• [HOW TO COMPLETE THIS TASK]
Your job is to return each record exactly, minus any pictures.

Records from a data collection
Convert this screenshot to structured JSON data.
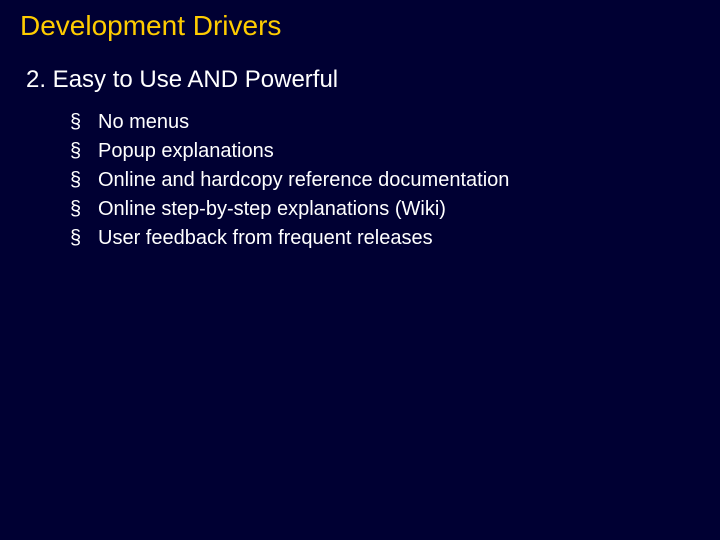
{
  "title": "Development Drivers",
  "subtitle": "2. Easy to Use AND Powerful",
  "bullets": [
    "No menus",
    "Popup explanations",
    "Online and hardcopy reference documentation",
    "Online step-by-step explanations (Wiki)",
    "User feedback from frequent releases"
  ]
}
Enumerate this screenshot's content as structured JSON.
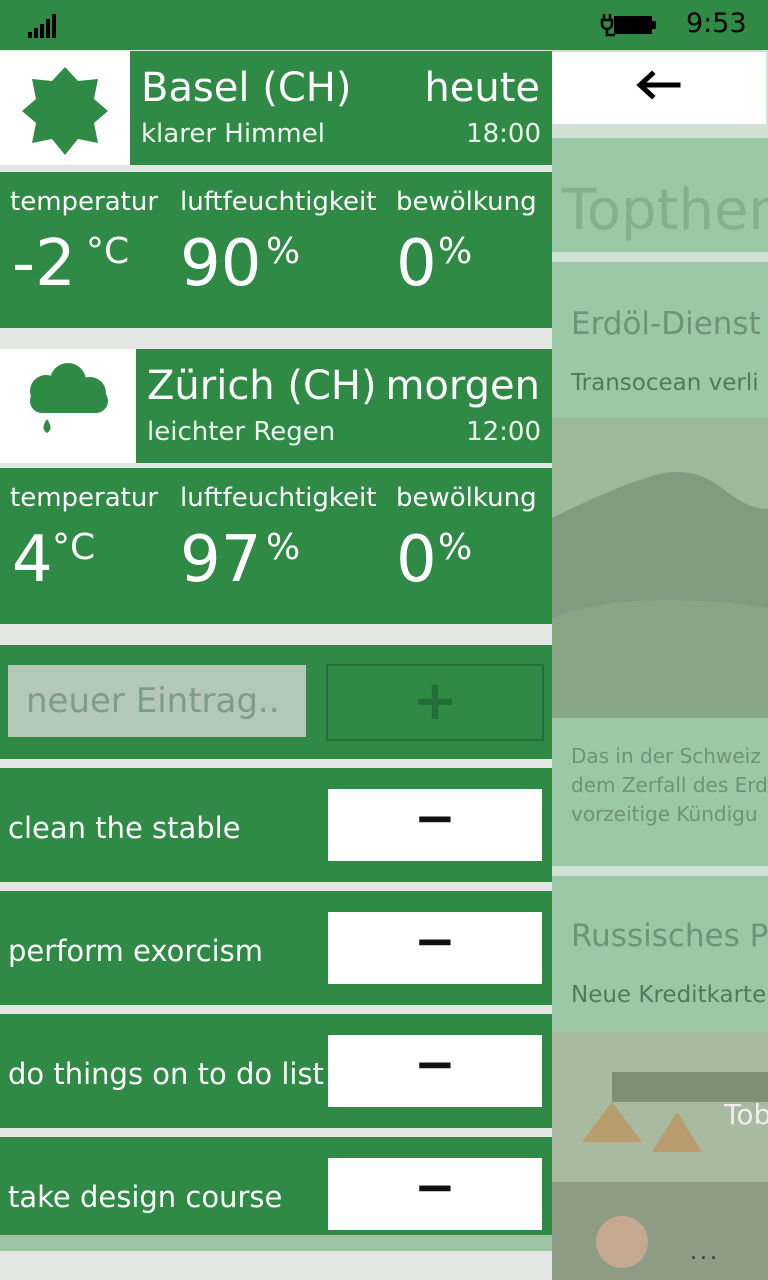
{
  "status_bar": {
    "time": "9:53"
  },
  "weather": [
    {
      "city": "Basel (CH)",
      "day": "heute",
      "condition": "klarer Himmel",
      "hour": "18:00",
      "icon": "sun-icon",
      "labels": {
        "temperature": "temperatur",
        "humidity": "luftfeuchtigkeit",
        "clouds": "bewölkung"
      },
      "temperature": "-2",
      "temperature_unit": "°C",
      "humidity": "90",
      "humidity_unit": "%",
      "clouds": "0",
      "clouds_unit": "%"
    },
    {
      "city": "Zürich (CH)",
      "day": "morgen",
      "condition": "leichter Regen",
      "hour": "12:00",
      "icon": "rain-cloud-icon",
      "labels": {
        "temperature": "temperatur",
        "humidity": "luftfeuchtigkeit",
        "clouds": "bewölkung"
      },
      "temperature": "4",
      "temperature_unit": "°C",
      "humidity": "97",
      "humidity_unit": "%",
      "clouds": "0",
      "clouds_unit": "%"
    }
  ],
  "todo": {
    "placeholder": "neuer Eintrag..",
    "add_label": "+",
    "remove_label": "−",
    "items": [
      {
        "text": "clean the stable"
      },
      {
        "text": "perform exorcism"
      },
      {
        "text": "do things on to do list"
      },
      {
        "text": "take design course"
      }
    ]
  },
  "news": {
    "back_icon": "arrow-left-icon",
    "section_title": "Topthem",
    "articles": [
      {
        "title": "Erdöl-Dienst",
        "subtitle": "Transocean verli",
        "teaser": [
          "Das in der Schweiz",
          "dem Zerfall des Erd",
          "vorzeitige Kündigu"
        ]
      },
      {
        "title": "Russisches P",
        "subtitle": "Neue Kreditkarte",
        "image_text": "Tob"
      }
    ],
    "more": "..."
  },
  "colors": {
    "accent": "#2e8a45",
    "panel_faded": "#9bc8a6"
  }
}
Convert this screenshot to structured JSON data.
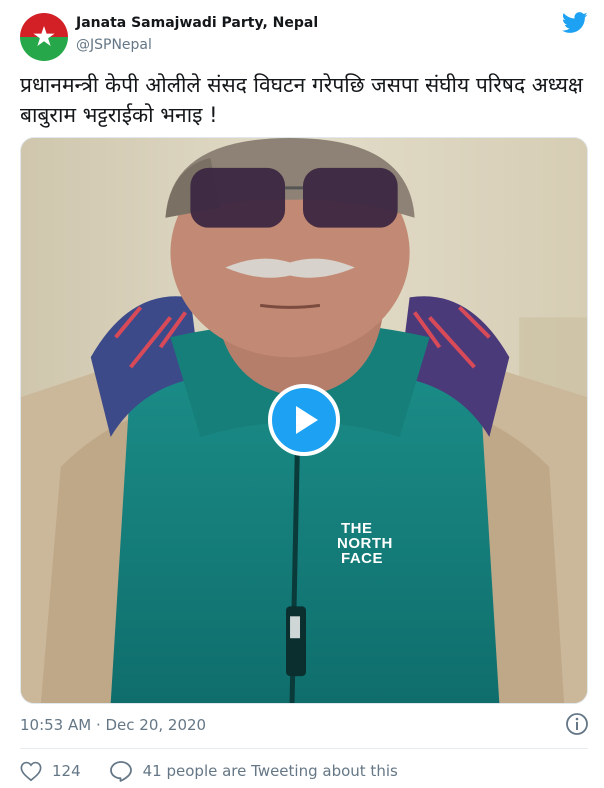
{
  "author": {
    "name": "Janata Samajwadi Party, Nepal",
    "handle": "@JSPNepal",
    "avatar_colors": {
      "top": "#d31f26",
      "bottom": "#26a84a",
      "star": "#ffffff"
    }
  },
  "tweet": {
    "text": "प्रधानमन्त्री केपी ओलीले संसद विघटन गरेपछि जसपा संघीय परिषद अध्यक्ष बाबुराम भट्टराईको भनाइ !",
    "media": {
      "type": "video",
      "play_icon": "play-icon",
      "visible_brand_text": [
        "THE",
        "NORTH",
        "FACE"
      ]
    },
    "timestamp": "10:53 AM · Dec 20, 2020"
  },
  "actions": {
    "likes": "124",
    "conversation": "41 people are Tweeting about this"
  },
  "icons": {
    "brand": "twitter-bird-icon",
    "info": "info-icon",
    "like": "heart-icon",
    "conversation": "speech-bubble-icon"
  },
  "colors": {
    "accent": "#1da1f2",
    "muted": "#657786",
    "text": "#14171a",
    "border": "#e1e8ed"
  }
}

• [RESULT]
Convert this screenshot to structured JSON data.
{
  "title": "Development Drivers",
  "subtitle": "2. Easy to Use AND Powerful",
  "bullets": [
    "No menus",
    "Popup explanations",
    "Online and hardcopy reference documentation",
    "Online step-by-step explanations (Wiki)",
    "User feedback from frequent releases"
  ]
}
Enumerate this screenshot's content as structured JSON.
{
  "status_bar": {
    "time": "9:53"
  },
  "weather": [
    {
      "city": "Basel (CH)",
      "day": "heute",
      "condition": "klarer Himmel",
      "hour": "18:00",
      "icon": "sun-icon",
      "labels": {
        "temperature": "temperatur",
        "humidity": "luftfeuchtigkeit",
        "clouds": "bewölkung"
      },
      "temperature": "-2",
      "temperature_unit": "°C",
      "humidity": "90",
      "humidity_unit": "%",
      "clouds": "0",
      "clouds_unit": "%"
    },
    {
      "city": "Zürich (CH)",
      "day": "morgen",
      "condition": "leichter Regen",
      "hour": "12:00",
      "icon": "rain-cloud-icon",
      "labels": {
        "temperature": "temperatur",
        "humidity": "luftfeuchtigkeit",
        "clouds": "bewölkung"
      },
      "temperature": "4",
      "temperature_unit": "°C",
      "humidity": "97",
      "humidity_unit": "%",
      "clouds": "0",
      "clouds_unit": "%"
    }
  ],
  "todo": {
    "placeholder": "neuer Eintrag..",
    "add_label": "+",
    "remove_label": "−",
    "items": [
      {
        "text": "clean the stable"
      },
      {
        "text": "perform exorcism"
      },
      {
        "text": "do things on to do list"
      },
      {
        "text": "take design course"
      }
    ]
  },
  "news": {
    "back_icon": "arrow-left-icon",
    "section_title": "Topthem",
    "articles": [
      {
        "title": "Erdöl-Dienst",
        "subtitle": "Transocean verli",
        "teaser": [
          "Das in der Schweiz",
          "dem Zerfall des Erd",
          "vorzeitige Kündigu"
        ]
      },
      {
        "title": "Russisches P",
        "subtitle": "Neue Kreditkarte",
        "image_text": "Tob"
      }
    ],
    "more": "..."
  },
  "colors": {
    "accent": "#2e8a45",
    "panel_faded": "#9bc8a6"
  }
}
Convert this screenshot to structured JSON data.
{
  "author": {
    "name": "Janata Samajwadi Party, Nepal",
    "handle": "@JSPNepal",
    "avatar_colors": {
      "top": "#d31f26",
      "bottom": "#26a84a",
      "star": "#ffffff"
    }
  },
  "tweet": {
    "text": "प्रधानमन्त्री केपी ओलीले संसद विघटन गरेपछि जसपा संघीय परिषद अध्यक्ष बाबुराम भट्टराईको भनाइ !",
    "media": {
      "type": "video",
      "play_icon": "play-icon",
      "visible_brand_text": [
        "THE",
        "NORTH",
        "FACE"
      ]
    },
    "timestamp": "10:53 AM · Dec 20, 2020"
  },
  "actions": {
    "likes": "124",
    "conversation": "41 people are Tweeting about this"
  },
  "icons": {
    "brand": "twitter-bird-icon",
    "info": "info-icon",
    "like": "heart-icon",
    "conversation": "speech-bubble-icon"
  },
  "colors": {
    "accent": "#1da1f2",
    "muted": "#657786",
    "text": "#14171a",
    "border": "#e1e8ed"
  }
}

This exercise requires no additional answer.